_WORK ORDER_
Whenever a line in the records below holds the string "this", include it in the count, and state the number alone.
---+---
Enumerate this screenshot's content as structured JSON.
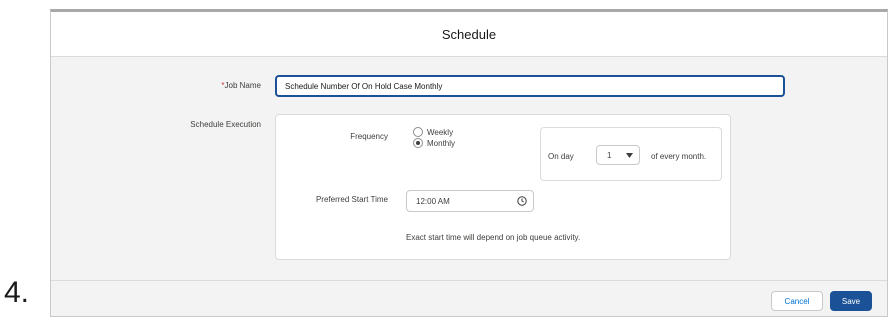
{
  "step_number": "4.",
  "modal": {
    "title": "Schedule"
  },
  "form": {
    "job_name": {
      "required_marker": "*",
      "label": "Job Name",
      "value": "Schedule Number Of On Hold Case Monthly"
    },
    "schedule_execution": {
      "label": "Schedule Execution",
      "frequency": {
        "label": "Frequency",
        "options": [
          {
            "label": "Weekly",
            "selected": false
          },
          {
            "label": "Monthly",
            "selected": true
          }
        ]
      },
      "monthly": {
        "prefix": "On day",
        "day_value": "1",
        "suffix": "of every month."
      },
      "start_time": {
        "label": "Preferred Start Time",
        "value": "12:00 AM",
        "icon": "clock-icon"
      },
      "hint": "Exact start time will depend on job queue activity."
    }
  },
  "footer": {
    "cancel_label": "Cancel",
    "save_label": "Save"
  },
  "colors": {
    "primary": "#1b5297",
    "link": "#0070d2",
    "required": "#c23934",
    "body_bg": "#f3f3f3"
  }
}
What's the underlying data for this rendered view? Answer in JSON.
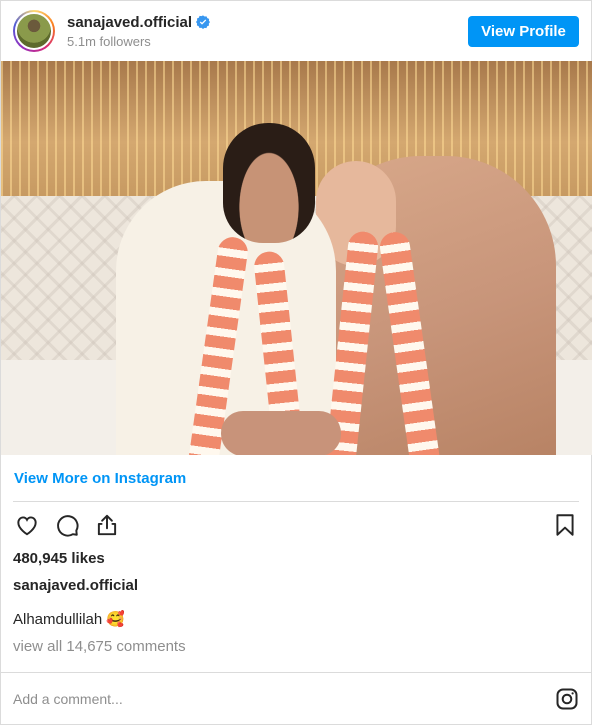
{
  "header": {
    "username": "sanajaved.official",
    "followers": "5.1m followers",
    "view_profile_label": "View Profile",
    "verified_icon": "verified-badge-icon"
  },
  "post": {
    "view_more_label": "View More on Instagram",
    "likes": "480,945 likes",
    "owner": "sanajaved.official",
    "caption": "Alhamdullilah 🥰",
    "comments_link": "view all 14,675 comments"
  },
  "actions": {
    "icons": [
      "heart-icon",
      "comment-icon",
      "share-icon",
      "bookmark-icon"
    ]
  },
  "comment_box": {
    "placeholder": "Add a comment..."
  },
  "colors": {
    "accent": "#0095f6",
    "text": "#262626",
    "muted": "#8e8e8e",
    "border": "#dbdbdb"
  }
}
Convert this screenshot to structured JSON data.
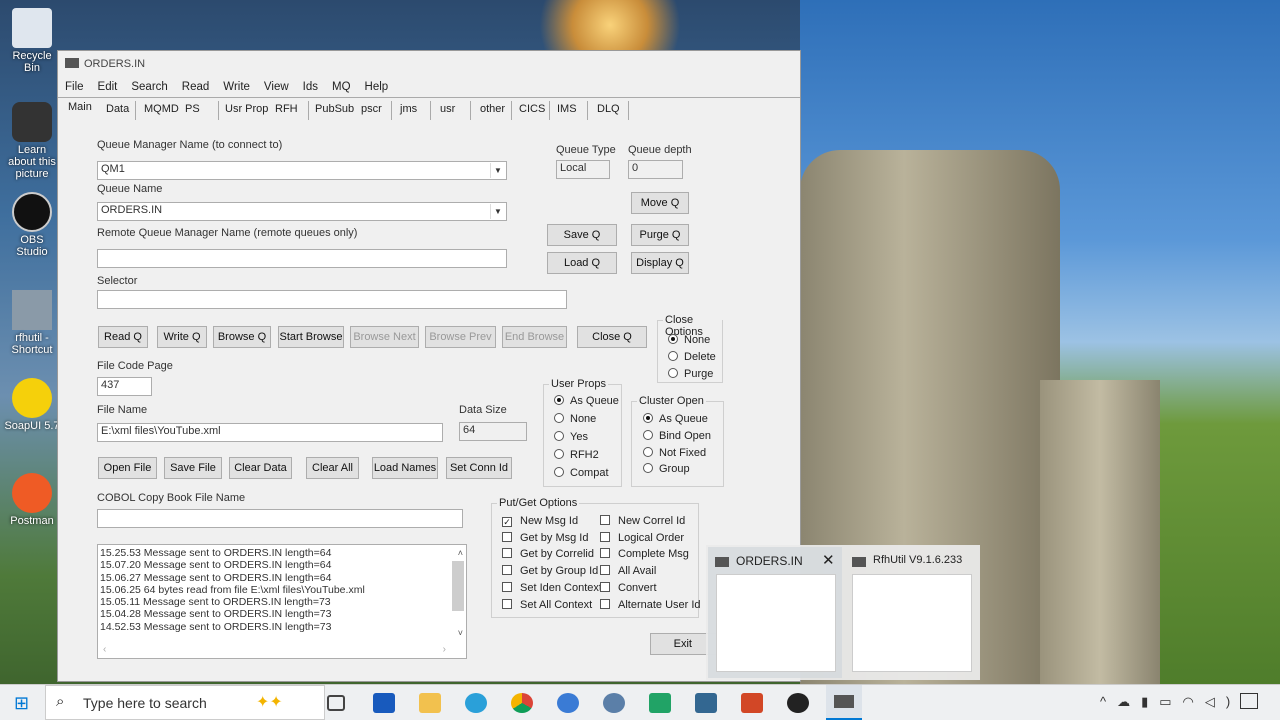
{
  "desktop": {
    "icons": [
      "Recycle Bin",
      "Learn about this picture",
      "OBS Studio",
      "rfhutil - Shortcut",
      "SoapUI 5.7",
      "Postman"
    ]
  },
  "window": {
    "title": "ORDERS.IN",
    "menu": [
      "File",
      "Edit",
      "Search",
      "Read",
      "Write",
      "View",
      "Ids",
      "MQ",
      "Help"
    ],
    "tabs": [
      "Main",
      "Data",
      "MQMD",
      "PS",
      "Usr Prop",
      "RFH",
      "PubSub",
      "pscr",
      "jms",
      "usr",
      "other",
      "CICS",
      "IMS",
      "DLQ"
    ],
    "qm_label": "Queue Manager Name (to connect to)",
    "qm_value": "QM1",
    "qname_label": "Queue Name",
    "qname_value": "ORDERS.IN",
    "remote_label": "Remote Queue Manager Name (remote queues only)",
    "remote_value": "",
    "selector_label": "Selector",
    "selector_value": "",
    "qtype_label": "Queue Type",
    "qtype_value": "Local",
    "qdepth_label": "Queue depth",
    "qdepth_value": "0",
    "qbuttons": {
      "move": "Move Q",
      "save": "Save Q",
      "purge": "Purge Q",
      "load": "Load Q",
      "display": "Display Q"
    },
    "actions": [
      "Read Q",
      "Write Q",
      "Browse Q",
      "Start Browse",
      "Browse Next",
      "Browse Prev",
      "End Browse",
      "Close Q"
    ],
    "close_options": {
      "title": "Close Options",
      "options": [
        "None",
        "Delete",
        "Purge"
      ],
      "selected": "None"
    },
    "codepage_label": "File Code Page",
    "codepage_value": "437",
    "filename_label": "File Name",
    "filename_value": "E:\\xml files\\YouTube.xml",
    "datasize_label": "Data Size",
    "datasize_value": "64",
    "user_props": {
      "title": "User Props",
      "options": [
        "As Queue",
        "None",
        "Yes",
        "RFH2",
        "Compat"
      ],
      "selected": "As Queue"
    },
    "cluster_open": {
      "title": "Cluster Open",
      "options": [
        "As Queue",
        "Bind Open",
        "Not Fixed",
        "Group"
      ],
      "selected": "As Queue"
    },
    "file_buttons": [
      "Open File",
      "Save File",
      "Clear Data",
      "Clear All",
      "Load Names",
      "Set Conn Id"
    ],
    "cobol_label": "COBOL Copy Book File Name",
    "cobol_value": "",
    "log": [
      "15.25.53 Message sent to ORDERS.IN length=64",
      "15.07.20 Message sent to ORDERS.IN length=64",
      "15.06.27 Message sent to ORDERS.IN length=64",
      "15.06.25 64 bytes read from file E:\\xml files\\YouTube.xml",
      "15.05.11 Message sent to ORDERS.IN length=73",
      "15.04.28 Message sent to ORDERS.IN length=73",
      "14.52.53 Message sent to ORDERS.IN length=73"
    ],
    "putget": {
      "title": "Put/Get Options",
      "left": [
        {
          "label": "New Msg Id",
          "checked": true
        },
        {
          "label": "Get by Msg Id",
          "checked": false
        },
        {
          "label": "Get by Correlid",
          "checked": false
        },
        {
          "label": "Get by Group Id",
          "checked": false
        },
        {
          "label": "Set Iden Context",
          "checked": false
        },
        {
          "label": "Set All Context",
          "checked": false
        }
      ],
      "right": [
        {
          "label": "New Correl Id",
          "checked": false
        },
        {
          "label": "Logical Order",
          "checked": false
        },
        {
          "label": "Complete Msg",
          "checked": false
        },
        {
          "label": "All Avail",
          "checked": false
        },
        {
          "label": "Convert",
          "checked": false
        },
        {
          "label": "Alternate User Id",
          "checked": false
        }
      ]
    },
    "exit": "Exit"
  },
  "popup": {
    "items": [
      {
        "title": "ORDERS.IN"
      },
      {
        "title": "RfhUtil V9.1.6.233"
      }
    ]
  },
  "taskbar": {
    "search_placeholder": "Type here to search"
  }
}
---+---
_WORKED SOLUTION_
4